No one really had any idea how many Native American writers there were in Hollywood. But when the Writers Guild of America West sent out the call for qualified writers to form their own diversity committee, only three turned out for the first meeting. Fewer than a dozen working professionals eventually signed up.
“It was shocking to find out how few of us there actually were,” said Micah Wright, the chair of the new WGAW American Indian Writers Caucus. The industry has hundreds of Native American actors but just a handful of writers, even though, as Wright said, “the American Indian culture as a whole is a storytelling culture.”
The union already had minority groups for female writers, black writers, Latino writers, Asian American writers, gay and lesbian writers, writers with disabilities and even an Age Awareness Committee for writers over 40 -- but nothing for American Indians. When Kim Myers, the WGAW’s new diversity director, was asked why last year by a member of the activist group American Indians in Film and Television, she didn’t know. So she began the process to create one.
Now, after a few meetings, the group looks forward to pursuing its mission of raising awareness of Native American writers, fostering and mentoring a new generation, and serving as a resource for other WGA members. The group claims an official membership of 11, including Wright, Jason Gavin (“Friday Night Lights”), Steven Judd (a Disney fellow working on “Mongoose and Luther”) and Travis Wright (“Eagle Eye” and no relation to Micah).
American Indians have had a tougher time than other minorities in Hollywood, Myers said. Like others, most of Hollywood’s mythmaking movies about or including American Indians were penned by writers outside their community. While blacks and Latinos particularly have made progress in selling contemporary stories about their lives to mainstream productions, Native Americans -- with the exception of the 1998 movie “Smoke Signals” -- generally have not.
One reason is that, despite the high profile of Indian casinos in some parts of the country, many Native Americans still live on isolated reservations and are physically as well as socially separated from making connections in Hollywood.
“When I was a kid, I didn’t know you can make money writing,” said Judd, who was writing spec scripts and working in a bingo hall for the Chickasaw tribe last April when he won his second fellowship from the Disney-ABC Television Group and the Walt Disney Studios.

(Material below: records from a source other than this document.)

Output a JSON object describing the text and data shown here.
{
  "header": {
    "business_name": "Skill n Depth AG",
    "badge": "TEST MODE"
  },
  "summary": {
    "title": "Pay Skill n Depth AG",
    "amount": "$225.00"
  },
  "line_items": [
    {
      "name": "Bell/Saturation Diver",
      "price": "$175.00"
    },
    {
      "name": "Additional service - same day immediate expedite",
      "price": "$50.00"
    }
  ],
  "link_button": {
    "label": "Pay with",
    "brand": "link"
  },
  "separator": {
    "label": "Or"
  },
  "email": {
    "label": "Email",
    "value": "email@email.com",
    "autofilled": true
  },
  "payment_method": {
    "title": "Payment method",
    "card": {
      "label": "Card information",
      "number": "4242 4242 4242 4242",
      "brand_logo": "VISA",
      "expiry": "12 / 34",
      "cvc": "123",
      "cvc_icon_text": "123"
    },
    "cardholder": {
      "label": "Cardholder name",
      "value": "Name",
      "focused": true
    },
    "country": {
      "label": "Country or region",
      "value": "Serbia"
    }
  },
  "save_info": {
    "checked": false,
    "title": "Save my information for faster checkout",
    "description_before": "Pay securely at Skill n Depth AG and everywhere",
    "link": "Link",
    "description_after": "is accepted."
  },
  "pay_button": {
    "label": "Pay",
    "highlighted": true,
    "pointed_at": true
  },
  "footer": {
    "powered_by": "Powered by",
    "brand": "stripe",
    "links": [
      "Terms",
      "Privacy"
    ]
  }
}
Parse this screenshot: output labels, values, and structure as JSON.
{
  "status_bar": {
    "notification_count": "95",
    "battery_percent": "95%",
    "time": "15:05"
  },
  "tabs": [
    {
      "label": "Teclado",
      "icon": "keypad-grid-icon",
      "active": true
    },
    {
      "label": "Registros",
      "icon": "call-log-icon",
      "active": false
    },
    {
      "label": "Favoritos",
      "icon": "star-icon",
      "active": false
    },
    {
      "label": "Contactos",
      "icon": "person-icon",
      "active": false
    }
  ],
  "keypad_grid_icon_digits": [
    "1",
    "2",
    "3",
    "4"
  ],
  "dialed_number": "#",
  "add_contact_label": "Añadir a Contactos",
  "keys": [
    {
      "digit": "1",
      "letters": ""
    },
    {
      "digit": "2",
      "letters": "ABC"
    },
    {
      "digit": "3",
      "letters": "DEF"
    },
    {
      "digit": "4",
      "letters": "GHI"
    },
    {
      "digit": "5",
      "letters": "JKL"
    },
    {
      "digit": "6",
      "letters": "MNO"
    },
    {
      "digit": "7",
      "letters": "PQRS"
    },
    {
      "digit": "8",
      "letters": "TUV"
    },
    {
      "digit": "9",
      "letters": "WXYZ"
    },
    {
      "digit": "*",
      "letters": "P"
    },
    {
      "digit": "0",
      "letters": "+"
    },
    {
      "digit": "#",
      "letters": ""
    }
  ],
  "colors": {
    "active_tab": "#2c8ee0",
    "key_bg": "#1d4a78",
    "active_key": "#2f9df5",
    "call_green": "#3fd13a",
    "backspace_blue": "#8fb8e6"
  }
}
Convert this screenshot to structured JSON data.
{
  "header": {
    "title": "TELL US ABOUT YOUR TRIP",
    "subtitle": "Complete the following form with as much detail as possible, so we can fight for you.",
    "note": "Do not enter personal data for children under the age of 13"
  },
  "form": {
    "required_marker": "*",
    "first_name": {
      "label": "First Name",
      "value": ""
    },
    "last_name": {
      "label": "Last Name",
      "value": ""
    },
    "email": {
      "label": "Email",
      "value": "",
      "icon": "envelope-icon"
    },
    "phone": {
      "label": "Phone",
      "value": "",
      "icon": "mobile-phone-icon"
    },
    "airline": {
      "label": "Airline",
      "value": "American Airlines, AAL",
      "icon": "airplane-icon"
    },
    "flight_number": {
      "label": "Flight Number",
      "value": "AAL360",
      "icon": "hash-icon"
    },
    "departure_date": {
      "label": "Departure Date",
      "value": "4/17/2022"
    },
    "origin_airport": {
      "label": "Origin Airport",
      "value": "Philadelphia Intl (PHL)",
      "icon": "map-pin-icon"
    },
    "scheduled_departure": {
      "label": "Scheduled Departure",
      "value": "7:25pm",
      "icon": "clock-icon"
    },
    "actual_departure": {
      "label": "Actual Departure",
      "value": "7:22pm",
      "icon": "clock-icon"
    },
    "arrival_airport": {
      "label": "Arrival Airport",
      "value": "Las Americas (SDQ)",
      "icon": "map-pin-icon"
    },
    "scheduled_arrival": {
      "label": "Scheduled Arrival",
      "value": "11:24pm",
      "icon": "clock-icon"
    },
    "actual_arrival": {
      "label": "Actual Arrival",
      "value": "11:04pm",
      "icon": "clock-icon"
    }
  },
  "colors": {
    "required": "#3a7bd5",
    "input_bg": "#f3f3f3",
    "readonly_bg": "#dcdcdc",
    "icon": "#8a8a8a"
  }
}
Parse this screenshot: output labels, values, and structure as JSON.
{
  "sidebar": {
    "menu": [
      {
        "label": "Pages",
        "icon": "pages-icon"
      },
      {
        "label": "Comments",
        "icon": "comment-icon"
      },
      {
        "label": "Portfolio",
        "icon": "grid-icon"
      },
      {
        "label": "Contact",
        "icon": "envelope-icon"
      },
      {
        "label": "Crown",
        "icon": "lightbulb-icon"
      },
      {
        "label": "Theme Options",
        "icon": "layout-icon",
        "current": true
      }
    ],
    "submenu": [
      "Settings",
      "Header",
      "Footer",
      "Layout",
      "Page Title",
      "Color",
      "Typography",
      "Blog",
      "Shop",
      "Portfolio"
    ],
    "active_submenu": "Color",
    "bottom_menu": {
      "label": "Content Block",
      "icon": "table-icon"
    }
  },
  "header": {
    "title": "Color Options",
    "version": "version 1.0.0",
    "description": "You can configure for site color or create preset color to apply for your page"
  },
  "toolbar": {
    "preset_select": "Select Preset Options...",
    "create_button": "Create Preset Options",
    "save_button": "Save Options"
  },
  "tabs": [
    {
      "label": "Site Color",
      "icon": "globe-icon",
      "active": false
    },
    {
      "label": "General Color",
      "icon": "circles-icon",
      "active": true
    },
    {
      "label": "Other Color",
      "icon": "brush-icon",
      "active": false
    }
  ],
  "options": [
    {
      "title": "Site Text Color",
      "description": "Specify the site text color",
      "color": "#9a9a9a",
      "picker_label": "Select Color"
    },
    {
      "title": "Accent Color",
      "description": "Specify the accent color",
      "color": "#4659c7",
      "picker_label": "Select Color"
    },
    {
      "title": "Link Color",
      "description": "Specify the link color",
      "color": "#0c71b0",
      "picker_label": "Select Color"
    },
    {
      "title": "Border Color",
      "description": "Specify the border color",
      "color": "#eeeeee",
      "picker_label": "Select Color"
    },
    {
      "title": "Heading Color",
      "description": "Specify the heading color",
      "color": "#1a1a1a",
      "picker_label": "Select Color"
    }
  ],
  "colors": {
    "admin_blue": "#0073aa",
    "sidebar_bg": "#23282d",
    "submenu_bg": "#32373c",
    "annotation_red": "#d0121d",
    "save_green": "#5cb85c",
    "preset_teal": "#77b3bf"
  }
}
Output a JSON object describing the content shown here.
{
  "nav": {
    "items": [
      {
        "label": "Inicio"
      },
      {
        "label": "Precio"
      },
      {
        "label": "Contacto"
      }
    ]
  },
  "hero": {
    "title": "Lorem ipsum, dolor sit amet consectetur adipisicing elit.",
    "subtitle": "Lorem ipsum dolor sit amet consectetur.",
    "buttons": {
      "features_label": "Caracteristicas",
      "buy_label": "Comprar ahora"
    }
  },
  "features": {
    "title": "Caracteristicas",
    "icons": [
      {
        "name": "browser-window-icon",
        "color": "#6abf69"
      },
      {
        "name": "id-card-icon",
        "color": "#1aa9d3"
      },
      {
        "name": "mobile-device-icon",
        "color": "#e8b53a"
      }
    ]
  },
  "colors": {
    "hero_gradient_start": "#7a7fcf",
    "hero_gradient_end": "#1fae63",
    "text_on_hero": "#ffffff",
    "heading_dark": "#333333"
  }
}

He’s living in Beverly Hills and writing on “Mongoose & Luther,” a live-action show for Disney XD, a cable channel expected to debut next year.
In his native Choctaw tribe, Judd said he grew up with a strong tradition of oral storytelling. For years, many tribes had no written language, passing down their knowledge and history largely through speech. Efforts to translate them into writing are relatively recent, Micah Wright said.
While American Indians are natural storytellers, “film isn’t a natural medium,” said Travis Wright, on a six-week artist in residence program in France working on a story about a WWI group of soldiers from Harlem. “There’s definitely a structure to the bigger kinds of movies, and that structure is knowable,” he said.
Each writer said he realizes that he must strike a delicate balance between their cultures. Each wants to include what he knows about modern American Indians but also must write universal stories to avoid being pegged as a strictly Native American writer.
“You want to be considered a mainstream artist who has the opportunity to access money, frankly, to do the movies,” Myers said. “Being pigeonholed can prevent you from having that access. On the other hand, people want to write about what they know best.”
And if more contemporary stories are told about Native Americans, the greater their chances of success, the writers said. After “Smoke Signals,” many writers thought a new era of American Indian films would blossom, but it failed to materialize. “We’re still waiting for a breakthrough,” Gavin said.
Most members said their primary interest in participating in the committee is reaching out to young writers, in native colleges, on reservations or through local tribes. The group has contacted the Institute of American Indian Arts, a Santa Fe, N.M., college that offers screenwriting and is reaching out to California tribes that welcome them. Not all tribes embrace the Hollywood connection, Myers said.
“We have to train up the next generation of filmmakers who are not getting the story and structure skills like I learned at UCLA,” said Travis Wright. He said he is working on raising funds through a nonprofit organization to help finance and promote more Native American projects.
None of the writers wanted his age revealed because it might affect his chances of finding work. Because of the lack of contacts, it takes longer for minorities to establish themselves in Hollywood, Myers said.
“I got really lucky,” Wright said. “I got the assistant route before I told anyone I was a writer.” With training and social connections, he said he was able to deliver marketable scripts on his first tries.
“A lot of people come out for the Disney fellowships, then can’t afford to live here and go home,” he said.
“Hopefully, for the next generation, the committee will be able to establish a foundation that will shave years off the learning curve,” Gavin said.